Analysis: My first writing workshop for adults

Along with writing and editing, I’ve coached writers one-on-one off-and-on for the last couple years. I’ve presented writing workshops and made author visits to groups even longer than that, but those groups always consisted of school children. Yesterday, for the first time, I combined the two and taught a writing workshop for fledgling writers aged 15 and up. Actual grown-ups attended!

The Crash Course

Since my greatest area of expertise is writing for tots, tweens, and teens, I decided to offer a three-hour crash course in writing for those groups. My husband agreed to whisk away the kids who weren’t in school (some Jewish day school kids attend on Sunday mornings), and I prepared materials and advertised.

Overtime

I thought three hours would be enough, I really did. Continue reading

Announcing a class for beginning Jewish writers in L.A.

Do you have a picture book idea?

Have you always wanted to write for the Jewish magazines, but didn’t know how?

I will, G-d willing, be teaching a workshop on writing for Jewish tots, tweens, and teens later this month.

A possible student for my workshop?

Audience: Ladies ages 15 and up are welcome to participate.

Date:May 25th

Time:10 am – 1 pm

Location:Private home in L.A.

Cost:$25, $18 if you refer a friend and they also commit

To sign up: Please fill out the form below.

I Live With My Mommy: new Jewish picture book addresses life with a single mother

Today, I’d like to share with you this interview with Tzvia Ehrlich-Klein, the author of the upcoming picture book I Live With My Mommy. This new, groundbreaking picture book for the first time focuses on growing up in a single-parent, Orthodox Jewish home. I learned about the book through its illustrator, the gifted Dena Ackerman, and upon my request, she hooked me up with Tzvia for a bit of Q & A via email.
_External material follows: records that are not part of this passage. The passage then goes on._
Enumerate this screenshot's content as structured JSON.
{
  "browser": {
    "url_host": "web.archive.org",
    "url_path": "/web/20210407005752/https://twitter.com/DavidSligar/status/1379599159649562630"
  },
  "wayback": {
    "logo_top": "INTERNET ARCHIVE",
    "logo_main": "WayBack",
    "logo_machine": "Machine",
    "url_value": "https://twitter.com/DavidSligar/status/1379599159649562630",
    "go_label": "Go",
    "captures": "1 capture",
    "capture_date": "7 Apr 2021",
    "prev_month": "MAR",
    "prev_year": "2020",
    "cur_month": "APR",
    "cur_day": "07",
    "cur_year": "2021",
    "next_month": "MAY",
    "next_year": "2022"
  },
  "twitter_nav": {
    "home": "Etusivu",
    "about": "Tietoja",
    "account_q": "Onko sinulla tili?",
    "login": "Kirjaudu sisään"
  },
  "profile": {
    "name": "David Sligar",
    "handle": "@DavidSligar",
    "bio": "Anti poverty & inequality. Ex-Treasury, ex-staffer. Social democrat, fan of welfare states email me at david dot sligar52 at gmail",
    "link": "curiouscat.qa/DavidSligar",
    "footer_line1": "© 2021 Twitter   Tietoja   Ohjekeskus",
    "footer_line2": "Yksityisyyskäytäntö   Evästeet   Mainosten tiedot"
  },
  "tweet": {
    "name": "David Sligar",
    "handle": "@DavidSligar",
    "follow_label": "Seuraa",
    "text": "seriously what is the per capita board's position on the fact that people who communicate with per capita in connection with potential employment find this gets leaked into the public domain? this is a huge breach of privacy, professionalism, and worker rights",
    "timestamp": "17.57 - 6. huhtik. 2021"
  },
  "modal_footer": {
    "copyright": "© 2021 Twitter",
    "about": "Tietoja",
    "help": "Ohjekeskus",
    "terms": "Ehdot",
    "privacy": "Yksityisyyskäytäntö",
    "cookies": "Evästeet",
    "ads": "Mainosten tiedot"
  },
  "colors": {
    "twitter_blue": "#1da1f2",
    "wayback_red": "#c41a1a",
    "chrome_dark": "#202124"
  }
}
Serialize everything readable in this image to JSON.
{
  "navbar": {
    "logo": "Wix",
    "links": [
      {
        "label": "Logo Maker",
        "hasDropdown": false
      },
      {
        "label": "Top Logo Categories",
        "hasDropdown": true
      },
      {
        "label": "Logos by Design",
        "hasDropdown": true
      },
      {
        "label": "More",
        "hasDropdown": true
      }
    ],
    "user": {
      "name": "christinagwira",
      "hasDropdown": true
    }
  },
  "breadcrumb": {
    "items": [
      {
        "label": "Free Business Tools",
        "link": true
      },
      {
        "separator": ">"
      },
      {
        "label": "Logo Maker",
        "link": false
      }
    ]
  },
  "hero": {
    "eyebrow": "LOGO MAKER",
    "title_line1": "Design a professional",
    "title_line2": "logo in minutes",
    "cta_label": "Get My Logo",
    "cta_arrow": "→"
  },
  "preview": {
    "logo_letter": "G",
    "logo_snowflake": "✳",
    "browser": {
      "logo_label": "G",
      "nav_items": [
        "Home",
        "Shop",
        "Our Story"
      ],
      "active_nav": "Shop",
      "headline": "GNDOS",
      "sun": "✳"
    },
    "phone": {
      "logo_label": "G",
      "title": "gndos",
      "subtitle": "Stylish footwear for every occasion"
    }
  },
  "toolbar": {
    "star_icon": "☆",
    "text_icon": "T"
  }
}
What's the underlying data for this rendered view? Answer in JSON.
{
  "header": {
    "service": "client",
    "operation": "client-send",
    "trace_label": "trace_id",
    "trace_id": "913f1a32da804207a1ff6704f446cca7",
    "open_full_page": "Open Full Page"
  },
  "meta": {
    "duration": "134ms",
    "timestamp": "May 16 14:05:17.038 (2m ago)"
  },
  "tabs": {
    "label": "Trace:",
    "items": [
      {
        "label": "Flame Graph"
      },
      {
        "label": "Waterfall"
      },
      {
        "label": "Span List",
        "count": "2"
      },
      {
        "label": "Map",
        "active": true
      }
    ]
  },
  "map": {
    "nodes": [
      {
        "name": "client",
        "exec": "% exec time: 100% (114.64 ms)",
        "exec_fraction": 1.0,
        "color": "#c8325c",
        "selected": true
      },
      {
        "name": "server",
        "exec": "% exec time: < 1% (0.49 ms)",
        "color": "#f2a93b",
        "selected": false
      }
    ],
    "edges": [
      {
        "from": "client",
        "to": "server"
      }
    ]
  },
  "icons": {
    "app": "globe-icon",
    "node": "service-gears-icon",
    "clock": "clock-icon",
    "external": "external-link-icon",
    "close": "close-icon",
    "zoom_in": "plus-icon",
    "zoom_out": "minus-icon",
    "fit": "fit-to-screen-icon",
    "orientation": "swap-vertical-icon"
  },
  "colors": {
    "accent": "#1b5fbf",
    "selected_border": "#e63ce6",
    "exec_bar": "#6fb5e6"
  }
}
picture book about Jewish home and divorce

I Live With Mommy, Tzvia Ehrlich-Klein’s new book about growing up with an Orthodox single mother.

RK: What led you to write about children living with a single mother?

TEK: Over 30 years ago I got divorced. At that time it was — or at least seemed to be — very rare [in the Orthodox community]. Walking my (approximately) 4-year-old daughter home from gan (nursery school) with her friend, I overheard her explaining to her friend: “No, my abba (daddy) didn’t die. They got ‘vorced.”

Continue reading

My thoughts on Tablet’s article “Do Jewish Children’s Books Have a Problem with Gender?”

Emily Sigalow, in Tablet this week, published an article entitled “Do Jewish Children’s Books Have a Problem with Gender?”

While she does make one point I agree with, that awards committee’s tend to favor Jewish picture books with male lead characters and that the females tend to be engaged in traditional roles, she seems to learn from that that Jewish children’s books as a whole have a problem.

I have to disagree with the overall picture Sigalow paints, though.

You can see my comments on the article if you visit Tablet (scroll to the bottom of the page), but I’d like to make a few more thoughts.

Jewish children’s books do have problems. Actually, many secular books have the same problems. Continue reading

Helping out the illustrator, even when you don’t know who they are yet

I’ve been working on a new picture book manuscript, my first one in a while. It’s a poem that came out of  experiences with my kids and with others’ and the troubles they face.

I put it away for a couple days, pulling it out again this morning. Now that I’ve decided it’s a picture book, I’m revising it with an eye to the requirements of the format.

O the horror! It’s unillustrateable!

(Yes, I just made that word up.)

What do I mean?  Continue reading